Conference Dates

September 23-26, 2018


This presentation describes a scientific approach to establishing a relation between liquid leakage and microbial ingress mechanisms in single use plastic containers and developing the appropriate physical integrity testing methods and specifications.

With the expansion of Single Use Systems (SUS) in all process steps of commercial manufacturing, integrity failure can significantly impact drug safety, availability and costs. The use of closed systems in cell & gene therapy can support the reduction of production costs when moving the manufacturing process from class B to class C or even D environment. More significantly, in very critical autologous applications, like e.g. CAR–T cell therapy on terminally ill patients, a single bag integrity failure can result in the loss of the only possible batch, followed by the death of the patient. As current approved sterility test methods take longer than the shelf-life of the cell preparation, additional integrity testing for risk mitigation can help to support the final cell product release before injection to the recipient. A combination of an integrity test of the bioprocess containers with a quantitative, real-time PCR of a product sample (e.g. on mycoplasma) can provide a strong indication that the cell preparation has not been contaminated.

During lentivirus production, operator safety is of great concern as the components are derived from viruses that target human cells, and feature an inherent risk for insertional oncogenesis. Assuring that the virus is contained by technical means is favorable to relying on organizational or personal means, such as use of safety equipment and personal hygiene, as it should present lower risk.

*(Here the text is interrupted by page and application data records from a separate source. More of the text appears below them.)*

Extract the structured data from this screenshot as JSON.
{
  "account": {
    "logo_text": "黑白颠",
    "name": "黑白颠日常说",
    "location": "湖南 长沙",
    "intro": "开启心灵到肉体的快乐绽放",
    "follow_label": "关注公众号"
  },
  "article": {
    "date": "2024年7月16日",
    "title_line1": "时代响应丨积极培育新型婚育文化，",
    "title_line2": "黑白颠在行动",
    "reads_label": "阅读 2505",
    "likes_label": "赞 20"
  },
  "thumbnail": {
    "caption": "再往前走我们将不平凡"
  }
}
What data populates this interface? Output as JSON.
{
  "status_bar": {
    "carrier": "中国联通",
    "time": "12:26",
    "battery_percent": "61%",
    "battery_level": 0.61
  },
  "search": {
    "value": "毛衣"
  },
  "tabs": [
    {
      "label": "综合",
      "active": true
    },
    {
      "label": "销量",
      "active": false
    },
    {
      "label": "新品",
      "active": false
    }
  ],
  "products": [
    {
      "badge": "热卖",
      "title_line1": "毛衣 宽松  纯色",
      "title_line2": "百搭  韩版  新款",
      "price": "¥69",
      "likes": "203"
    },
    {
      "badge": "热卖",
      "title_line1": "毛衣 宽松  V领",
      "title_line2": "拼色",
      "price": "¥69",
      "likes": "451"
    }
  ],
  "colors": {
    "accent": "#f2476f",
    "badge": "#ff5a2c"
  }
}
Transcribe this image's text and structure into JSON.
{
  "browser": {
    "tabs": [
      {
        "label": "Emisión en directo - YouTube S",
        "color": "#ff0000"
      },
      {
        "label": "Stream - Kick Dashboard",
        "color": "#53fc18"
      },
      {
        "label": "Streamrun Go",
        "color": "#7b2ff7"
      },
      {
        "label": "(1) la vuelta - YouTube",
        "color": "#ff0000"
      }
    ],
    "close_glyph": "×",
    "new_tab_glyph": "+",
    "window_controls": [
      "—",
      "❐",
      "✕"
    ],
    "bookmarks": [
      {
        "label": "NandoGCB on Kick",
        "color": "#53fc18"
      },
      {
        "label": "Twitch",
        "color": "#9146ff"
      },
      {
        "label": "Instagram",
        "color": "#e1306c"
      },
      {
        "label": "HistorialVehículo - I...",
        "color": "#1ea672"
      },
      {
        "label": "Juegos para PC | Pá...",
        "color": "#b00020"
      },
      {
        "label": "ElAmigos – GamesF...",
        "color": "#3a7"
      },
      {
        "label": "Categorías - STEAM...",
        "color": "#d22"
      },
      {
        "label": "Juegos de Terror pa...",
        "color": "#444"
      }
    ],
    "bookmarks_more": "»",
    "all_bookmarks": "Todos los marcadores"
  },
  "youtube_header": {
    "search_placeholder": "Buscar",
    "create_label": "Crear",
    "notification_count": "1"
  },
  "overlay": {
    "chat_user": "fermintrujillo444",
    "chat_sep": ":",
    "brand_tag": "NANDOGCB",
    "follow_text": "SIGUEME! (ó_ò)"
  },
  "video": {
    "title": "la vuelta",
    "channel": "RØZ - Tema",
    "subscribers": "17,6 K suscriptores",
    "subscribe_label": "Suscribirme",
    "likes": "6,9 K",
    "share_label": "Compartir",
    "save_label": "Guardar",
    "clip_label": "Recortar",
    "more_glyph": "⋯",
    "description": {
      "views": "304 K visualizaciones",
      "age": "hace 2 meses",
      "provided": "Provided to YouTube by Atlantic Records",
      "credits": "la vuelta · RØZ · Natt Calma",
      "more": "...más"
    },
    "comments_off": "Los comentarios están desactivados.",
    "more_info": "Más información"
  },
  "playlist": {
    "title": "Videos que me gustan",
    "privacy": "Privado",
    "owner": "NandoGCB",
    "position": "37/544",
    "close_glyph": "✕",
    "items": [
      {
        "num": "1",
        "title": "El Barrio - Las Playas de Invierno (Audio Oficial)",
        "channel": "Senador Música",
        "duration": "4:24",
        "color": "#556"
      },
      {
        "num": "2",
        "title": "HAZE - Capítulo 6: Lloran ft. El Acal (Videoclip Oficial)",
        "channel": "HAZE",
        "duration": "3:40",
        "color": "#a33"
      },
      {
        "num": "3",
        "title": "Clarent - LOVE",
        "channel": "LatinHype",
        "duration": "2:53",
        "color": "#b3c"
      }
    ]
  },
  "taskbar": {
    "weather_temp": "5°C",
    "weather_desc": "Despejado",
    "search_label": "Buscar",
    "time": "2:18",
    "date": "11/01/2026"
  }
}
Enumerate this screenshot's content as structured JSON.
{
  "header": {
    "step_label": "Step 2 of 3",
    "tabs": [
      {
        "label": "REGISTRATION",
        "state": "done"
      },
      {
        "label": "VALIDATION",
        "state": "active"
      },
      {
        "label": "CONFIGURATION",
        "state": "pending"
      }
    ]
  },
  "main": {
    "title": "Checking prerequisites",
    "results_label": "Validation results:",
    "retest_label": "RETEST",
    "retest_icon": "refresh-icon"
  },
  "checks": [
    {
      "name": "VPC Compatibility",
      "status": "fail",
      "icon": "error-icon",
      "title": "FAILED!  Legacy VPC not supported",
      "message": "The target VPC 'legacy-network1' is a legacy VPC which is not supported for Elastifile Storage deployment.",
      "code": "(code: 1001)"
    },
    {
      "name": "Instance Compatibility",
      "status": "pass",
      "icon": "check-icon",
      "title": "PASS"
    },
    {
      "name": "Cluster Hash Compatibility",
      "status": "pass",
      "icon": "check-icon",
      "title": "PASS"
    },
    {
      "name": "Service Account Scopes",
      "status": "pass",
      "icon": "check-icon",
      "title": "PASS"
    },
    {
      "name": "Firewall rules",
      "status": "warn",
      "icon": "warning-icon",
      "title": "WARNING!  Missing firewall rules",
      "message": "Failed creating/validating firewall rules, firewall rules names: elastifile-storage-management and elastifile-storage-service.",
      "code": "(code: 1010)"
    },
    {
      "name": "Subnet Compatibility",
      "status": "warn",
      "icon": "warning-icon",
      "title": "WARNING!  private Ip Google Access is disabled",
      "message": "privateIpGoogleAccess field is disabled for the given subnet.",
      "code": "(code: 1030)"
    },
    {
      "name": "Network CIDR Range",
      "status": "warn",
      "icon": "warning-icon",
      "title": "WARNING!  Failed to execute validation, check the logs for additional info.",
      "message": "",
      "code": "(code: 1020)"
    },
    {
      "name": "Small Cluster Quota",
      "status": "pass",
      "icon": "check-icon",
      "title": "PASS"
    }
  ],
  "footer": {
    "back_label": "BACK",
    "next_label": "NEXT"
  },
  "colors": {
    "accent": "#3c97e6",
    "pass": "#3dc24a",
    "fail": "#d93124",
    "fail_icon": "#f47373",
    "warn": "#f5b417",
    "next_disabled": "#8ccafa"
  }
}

Consequently, there is an increasing industry scrutiny on SU CCI, raising the need to develop good science behind liquid leakage and microbial ingress and appropriate physical integrity testing technologies.

The authors will first review the emerging industry association initiatives and introduce an integrated quality by design (QbD), material science and process control approach as the prerequisite to SU-CCI.

The presentation will then describe how applying good science can help determine the maximum allowable leakage limit (MALL) under which no product leakage and no bacteria ingress occur with SUS under various fluids and process conditions. The understanding of liquid leakage and bacteria ingress mechanisms also enables the validation of robust liquid leak tests and microbial aerosol challenge which are both correlated to the detection limits of physical integrity testing methods.

The authors will conclude with the development of highly sensitive deterministic integrity testing technologies, such as gas tracer detection and pressure decay, which are able to detect the MALL determined during the scientific study. The Helium based Supplier Integrity Test (SIT) for instance is able to control the finished products with a detection limit of 2µm and is correlated to both, liquid leakage and microbial ingress, under all tested process conditions.

Audience take home messages:

• QbD, QRM, Process Control and Quality Control ensure CCI along the entire production cycle

• Understand the science behind SUS films’ behavior and the determination of the Maximum Allowable Leakage Limit (MALL)

• Integrity testing technologies can detect the MALL in all parts of complete SUS assemblies at both the supplier and point of use and can be correlated to a bacterial challenge

• Use of closed systems in combination with an appropriate integrity assurance strategy can support cost reduction and risk mitigation for product release in cell & gene therapy applications.

15.pdf (105 kB)

This document is currently not available here.